Try as we might, we will never find a better way to gather together as God’s people than to call people to worship, confess our sin, hear the sacred scriptures read and opened by faithful preaching, give testimony to God in word, song, and praise, respond to God’s grace through communion, and then go with blessing into a world in need of God’s grace, truth, and love. The traditional elements of worship have lasted this long because they all contribute to a celebration of a transcendent reality that pervades our lives, our world, and our mission together.
Rather than trying to reinvent ourselves at every turn, we should recommit to the tried and true basics handed down to us in the Spirit-given sacred tradition of the Church. Certainly, we must give them fresh life in our contemporary world. The tradition must be a “living” tradition. But this is not found by shaping worship services according to the perceptions and biases of those who reject the reality of the transcendent, the centrality of faith, or the motivation of eschatological hope. Worship must, after all, be worship of the divine – not of ourselves or of our good works.
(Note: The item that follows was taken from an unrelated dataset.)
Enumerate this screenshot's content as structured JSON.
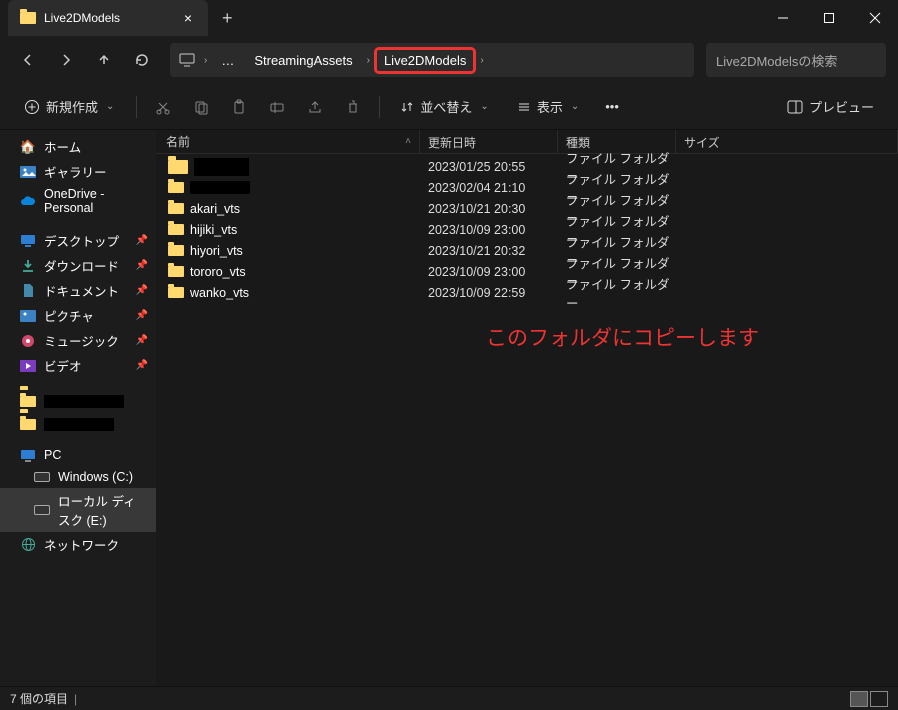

Our works of love are not the good news but our response to the Good News. Morality and good works are certainly part of religion, but religion is more than morality. The second greatest commandment – loving our neighbors as ourselves – is distinct from and after the first, which is to love the Lord God with everything. The order is significant and the reason for worship of the transcendent, nurturing faith, and building hope. I don’t expect an atheist to “get this” but I certainly expect evangelicals to.
Quotes excerpted from I Sold My Soul on eBay: Viewing Faith through an Atheist's Eyes by Hemant Mehta and Jim & Casper Go to Church: Frank Conversation About Faith, Churches, and Well-meaning Christians by Jim Henderson and Matt Casper
© Richard J. Vincent, 2007